HYSPLIT is an atmospheric transport and dispersion model developed, updated, and maintained at ARL for about 75 years. It is used at NOAA and around the world for emergency response, planning, assessment and for estimating purposes. It directly supports NOAA’s strategic goal of providing science-based use-inspired decision support tools. The NWS Weather Forecast Offices use NWS-HYSPLIT to create simulations in response to a real event, in an exercise or to aid in planning. These are typically shared with emergency management officials. NWS-HYSPLIT has more features and capabilities than the publicly available version of HYSPLIT.

Click to enlarge animation
Demonstration of HYSPLIT trajectory animation
Click to enlarge animation

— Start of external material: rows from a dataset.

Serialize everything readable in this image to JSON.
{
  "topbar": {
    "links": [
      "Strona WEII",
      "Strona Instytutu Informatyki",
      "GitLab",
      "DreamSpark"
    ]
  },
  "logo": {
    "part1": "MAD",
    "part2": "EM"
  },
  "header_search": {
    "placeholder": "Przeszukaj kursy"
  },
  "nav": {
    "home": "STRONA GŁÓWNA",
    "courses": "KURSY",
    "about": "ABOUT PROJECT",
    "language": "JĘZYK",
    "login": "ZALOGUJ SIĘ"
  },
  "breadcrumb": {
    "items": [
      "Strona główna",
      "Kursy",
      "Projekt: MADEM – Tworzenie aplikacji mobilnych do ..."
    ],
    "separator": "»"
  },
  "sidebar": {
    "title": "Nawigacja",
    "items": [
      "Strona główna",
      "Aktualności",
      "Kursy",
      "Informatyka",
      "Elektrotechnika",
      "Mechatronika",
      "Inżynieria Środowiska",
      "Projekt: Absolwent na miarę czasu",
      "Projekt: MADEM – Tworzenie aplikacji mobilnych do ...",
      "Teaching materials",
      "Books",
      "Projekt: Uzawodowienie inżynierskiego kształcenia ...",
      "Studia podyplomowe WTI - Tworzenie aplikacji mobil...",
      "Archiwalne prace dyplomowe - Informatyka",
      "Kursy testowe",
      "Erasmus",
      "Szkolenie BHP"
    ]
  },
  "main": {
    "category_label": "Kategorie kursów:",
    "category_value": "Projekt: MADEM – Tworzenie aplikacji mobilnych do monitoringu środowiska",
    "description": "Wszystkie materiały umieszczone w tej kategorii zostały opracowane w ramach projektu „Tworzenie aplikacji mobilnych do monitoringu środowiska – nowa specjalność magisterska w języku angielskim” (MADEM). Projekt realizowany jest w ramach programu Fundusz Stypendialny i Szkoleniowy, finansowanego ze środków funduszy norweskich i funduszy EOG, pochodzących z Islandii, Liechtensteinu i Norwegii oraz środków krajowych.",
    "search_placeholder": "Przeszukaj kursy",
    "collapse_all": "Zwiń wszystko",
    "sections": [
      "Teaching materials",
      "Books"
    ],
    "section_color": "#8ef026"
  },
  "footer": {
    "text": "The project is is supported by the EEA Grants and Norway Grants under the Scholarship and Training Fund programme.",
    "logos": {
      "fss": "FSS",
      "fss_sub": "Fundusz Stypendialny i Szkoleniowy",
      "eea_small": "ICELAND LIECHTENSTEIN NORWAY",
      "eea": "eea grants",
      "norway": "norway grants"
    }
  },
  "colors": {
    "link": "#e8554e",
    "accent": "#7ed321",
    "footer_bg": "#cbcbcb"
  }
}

ARL Research Physical Scientist Mark Cohen, leader of the HYSPLIT modeling group, led the workshop with help from colleagues Sonny Zinn, principal developer of the NWS HYSPLIT system and HYSPLIT developers Alice Crawford and Chris Loughner. Sonny, Alice and Chris are subject matter experts who helped answer questions during the workshop. Additionally, Sonny did a lot of work ahead of the workshop updating and improving the NWS-HYSPLIT tool. 

Partners from the NWS who helped organize, support and contribute to this event included Alexandra Kelly and Chris McKinney, regional warning coordination meteorologists for the Central and Southern Regions, respectively, and Roham Abtahi of the Decision and Support Information Branch at NWS Headquarters. Dalina Swift-Viveros from the NOAA National Ocean Service’s Office of Response and Restoration also helped support the workshop. Dalina is the Chemistry Team Lead and the main developer of the CAMEO/ALOHA chemical modeling suite, parts of which are integrated into NWS-HYSPLIT.

Demonstration of HYSPLIT dispersion animation
Click to enlarge animation

There were about 75-80 participants in this virtual workshop who gained a better understanding of the types of events HYSPLIT is useful for, how to decide what type of HYSPLIT analysis to use, how it works and the sources and magnitudes of the uncertainties involved.

Chris McKinney, Regional Warning Coordination Meteorologist and Decision Support Services Program Manager for the NWS Southern Region Headquarters had this to say about the workshop:

“This training was a great opportunity for our meteorologists to gain a deeper understanding of one of our primary decision support tools for hazardous materials events. We are now better prepared to assist our partners when they face one of these low frequency, high impact events.”

Roham Abtahi, Surface Transportation Program Manager and HAZMAT Coordinator from the Decision Support Integration Branch at the National Weather Service Headquarters, wrote to express his thanks to Dr. Cohen and the rest of the team for the workshop. He said:

The presentation was a level of effort beyond the scope of anything I’ve witnessed in 20 years with the NWS, including nearly 200 slides, interspersed with time for questions from the field, and broken down by category to equip the NWS forecaster with in depth knowledge on a very complex topic.

ARL thanks the whole workshop team for all their hard work in pulling off such a successful training.